MATERIAL PROVIDED —
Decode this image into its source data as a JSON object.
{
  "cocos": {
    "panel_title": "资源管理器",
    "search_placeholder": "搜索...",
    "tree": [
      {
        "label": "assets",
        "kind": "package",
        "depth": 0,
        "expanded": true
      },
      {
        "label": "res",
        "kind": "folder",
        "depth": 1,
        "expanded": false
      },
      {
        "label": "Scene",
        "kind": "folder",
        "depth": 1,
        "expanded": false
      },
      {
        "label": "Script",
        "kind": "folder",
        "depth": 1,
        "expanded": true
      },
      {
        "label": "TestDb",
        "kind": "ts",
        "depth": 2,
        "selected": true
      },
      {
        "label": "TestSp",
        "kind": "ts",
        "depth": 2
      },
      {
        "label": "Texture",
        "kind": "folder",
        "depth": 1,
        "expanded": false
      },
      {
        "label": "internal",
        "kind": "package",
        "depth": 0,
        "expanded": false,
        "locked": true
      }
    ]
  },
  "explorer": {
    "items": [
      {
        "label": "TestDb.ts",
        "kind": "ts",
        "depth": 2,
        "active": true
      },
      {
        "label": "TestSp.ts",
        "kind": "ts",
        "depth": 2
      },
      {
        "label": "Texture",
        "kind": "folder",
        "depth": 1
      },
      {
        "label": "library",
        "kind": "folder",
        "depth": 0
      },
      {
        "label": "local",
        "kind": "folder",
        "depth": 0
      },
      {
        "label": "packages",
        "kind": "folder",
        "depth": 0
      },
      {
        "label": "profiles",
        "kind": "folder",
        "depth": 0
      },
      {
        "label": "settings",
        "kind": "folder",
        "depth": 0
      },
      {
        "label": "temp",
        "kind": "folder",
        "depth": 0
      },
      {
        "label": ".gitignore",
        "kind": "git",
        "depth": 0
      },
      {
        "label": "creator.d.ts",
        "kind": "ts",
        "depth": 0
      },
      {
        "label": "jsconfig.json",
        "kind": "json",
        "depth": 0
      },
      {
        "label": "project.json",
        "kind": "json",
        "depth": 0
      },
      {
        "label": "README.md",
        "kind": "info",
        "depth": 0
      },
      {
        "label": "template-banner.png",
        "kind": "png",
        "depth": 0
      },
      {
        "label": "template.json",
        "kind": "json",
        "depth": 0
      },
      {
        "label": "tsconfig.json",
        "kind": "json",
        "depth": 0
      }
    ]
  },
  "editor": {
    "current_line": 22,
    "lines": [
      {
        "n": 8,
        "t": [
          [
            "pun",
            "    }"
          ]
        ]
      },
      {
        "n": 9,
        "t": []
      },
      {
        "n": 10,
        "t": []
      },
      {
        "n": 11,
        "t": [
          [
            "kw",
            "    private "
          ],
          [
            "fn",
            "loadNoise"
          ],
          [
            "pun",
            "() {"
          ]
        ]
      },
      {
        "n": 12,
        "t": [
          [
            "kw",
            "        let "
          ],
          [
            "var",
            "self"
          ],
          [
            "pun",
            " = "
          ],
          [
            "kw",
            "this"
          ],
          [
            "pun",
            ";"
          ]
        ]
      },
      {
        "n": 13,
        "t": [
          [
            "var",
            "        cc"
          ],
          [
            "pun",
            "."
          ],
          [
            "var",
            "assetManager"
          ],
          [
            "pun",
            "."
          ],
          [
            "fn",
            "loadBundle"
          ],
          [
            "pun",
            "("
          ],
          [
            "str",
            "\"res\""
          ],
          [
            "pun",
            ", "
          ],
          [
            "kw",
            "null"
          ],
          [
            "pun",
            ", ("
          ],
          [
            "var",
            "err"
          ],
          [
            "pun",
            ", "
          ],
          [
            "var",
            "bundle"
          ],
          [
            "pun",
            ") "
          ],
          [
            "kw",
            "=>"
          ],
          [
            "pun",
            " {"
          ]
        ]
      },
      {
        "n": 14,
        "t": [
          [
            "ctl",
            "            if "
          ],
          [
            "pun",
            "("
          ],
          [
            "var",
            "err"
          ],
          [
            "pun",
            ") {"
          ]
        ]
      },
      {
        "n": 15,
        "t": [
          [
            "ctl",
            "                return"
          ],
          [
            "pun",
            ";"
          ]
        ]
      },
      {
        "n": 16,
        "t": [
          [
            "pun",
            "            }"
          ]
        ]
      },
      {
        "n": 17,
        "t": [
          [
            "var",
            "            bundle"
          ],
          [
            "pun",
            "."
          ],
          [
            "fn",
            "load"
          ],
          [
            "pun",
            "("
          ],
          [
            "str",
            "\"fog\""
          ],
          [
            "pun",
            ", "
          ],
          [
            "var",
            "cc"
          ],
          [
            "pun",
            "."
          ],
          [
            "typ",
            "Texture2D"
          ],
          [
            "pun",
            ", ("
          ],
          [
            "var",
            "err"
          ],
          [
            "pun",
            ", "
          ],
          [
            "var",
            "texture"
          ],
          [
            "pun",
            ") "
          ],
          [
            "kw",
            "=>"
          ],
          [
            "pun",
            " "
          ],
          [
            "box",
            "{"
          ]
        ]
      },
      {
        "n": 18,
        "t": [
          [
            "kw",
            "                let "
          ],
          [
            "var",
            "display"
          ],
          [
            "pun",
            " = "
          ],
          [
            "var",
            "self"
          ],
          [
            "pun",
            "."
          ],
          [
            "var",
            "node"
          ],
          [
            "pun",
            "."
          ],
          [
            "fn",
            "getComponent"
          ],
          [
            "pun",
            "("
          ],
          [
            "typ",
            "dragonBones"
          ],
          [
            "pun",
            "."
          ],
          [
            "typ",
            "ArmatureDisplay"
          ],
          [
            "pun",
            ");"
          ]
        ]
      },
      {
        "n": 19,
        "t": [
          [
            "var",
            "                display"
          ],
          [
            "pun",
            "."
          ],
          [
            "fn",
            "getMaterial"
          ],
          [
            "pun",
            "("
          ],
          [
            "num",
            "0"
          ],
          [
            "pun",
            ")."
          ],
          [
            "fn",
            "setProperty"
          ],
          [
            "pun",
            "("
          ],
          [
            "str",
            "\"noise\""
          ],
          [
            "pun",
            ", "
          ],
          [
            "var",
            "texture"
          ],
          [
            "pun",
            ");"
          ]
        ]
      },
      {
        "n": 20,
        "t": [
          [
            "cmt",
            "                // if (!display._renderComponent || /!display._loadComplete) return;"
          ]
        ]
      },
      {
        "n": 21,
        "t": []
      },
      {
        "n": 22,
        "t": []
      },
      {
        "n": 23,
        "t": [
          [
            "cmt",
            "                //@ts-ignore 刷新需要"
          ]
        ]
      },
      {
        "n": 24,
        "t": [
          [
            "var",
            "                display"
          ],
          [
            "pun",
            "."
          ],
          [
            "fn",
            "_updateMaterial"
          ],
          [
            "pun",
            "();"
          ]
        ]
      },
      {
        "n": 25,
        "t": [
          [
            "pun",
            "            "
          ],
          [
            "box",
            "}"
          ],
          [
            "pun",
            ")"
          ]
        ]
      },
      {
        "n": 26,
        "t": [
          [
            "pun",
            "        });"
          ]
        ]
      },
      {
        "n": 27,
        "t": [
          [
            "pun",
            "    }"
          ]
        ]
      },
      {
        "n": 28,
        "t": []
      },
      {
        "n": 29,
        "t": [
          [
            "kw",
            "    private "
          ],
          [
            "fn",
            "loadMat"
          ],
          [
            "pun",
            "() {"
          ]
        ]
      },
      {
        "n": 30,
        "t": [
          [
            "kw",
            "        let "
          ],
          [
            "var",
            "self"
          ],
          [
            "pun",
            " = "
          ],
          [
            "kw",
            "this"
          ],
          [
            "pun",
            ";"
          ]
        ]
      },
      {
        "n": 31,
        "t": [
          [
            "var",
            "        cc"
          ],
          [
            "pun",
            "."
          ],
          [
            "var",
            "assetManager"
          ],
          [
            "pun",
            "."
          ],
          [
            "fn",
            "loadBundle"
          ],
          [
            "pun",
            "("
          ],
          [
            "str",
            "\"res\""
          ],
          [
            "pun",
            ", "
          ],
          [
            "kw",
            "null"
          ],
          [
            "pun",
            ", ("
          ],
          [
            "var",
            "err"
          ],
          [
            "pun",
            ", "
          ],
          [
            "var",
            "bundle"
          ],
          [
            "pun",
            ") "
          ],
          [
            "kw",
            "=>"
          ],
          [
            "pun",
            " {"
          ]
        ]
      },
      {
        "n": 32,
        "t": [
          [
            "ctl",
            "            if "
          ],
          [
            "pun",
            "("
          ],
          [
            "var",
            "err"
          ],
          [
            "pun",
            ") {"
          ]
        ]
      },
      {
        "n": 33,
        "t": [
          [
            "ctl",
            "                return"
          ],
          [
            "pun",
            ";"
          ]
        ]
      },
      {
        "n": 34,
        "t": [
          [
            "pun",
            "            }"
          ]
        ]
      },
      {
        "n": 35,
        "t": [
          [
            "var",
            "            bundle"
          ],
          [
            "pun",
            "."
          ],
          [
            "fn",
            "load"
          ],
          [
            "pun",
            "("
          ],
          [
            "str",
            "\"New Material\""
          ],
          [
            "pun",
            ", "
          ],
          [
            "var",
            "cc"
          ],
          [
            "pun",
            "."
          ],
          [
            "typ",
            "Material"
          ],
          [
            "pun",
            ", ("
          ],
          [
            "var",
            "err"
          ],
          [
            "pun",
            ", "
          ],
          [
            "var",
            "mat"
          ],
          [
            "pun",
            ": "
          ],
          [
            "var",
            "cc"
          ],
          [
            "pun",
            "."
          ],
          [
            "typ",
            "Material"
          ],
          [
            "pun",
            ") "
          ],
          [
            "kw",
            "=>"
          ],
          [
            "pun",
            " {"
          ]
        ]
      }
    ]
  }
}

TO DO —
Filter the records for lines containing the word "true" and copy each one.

RESULT OF THIS TASK —
        "expanded": true
        "expanded": true
        "selected": true
        "locked": true
        "active": true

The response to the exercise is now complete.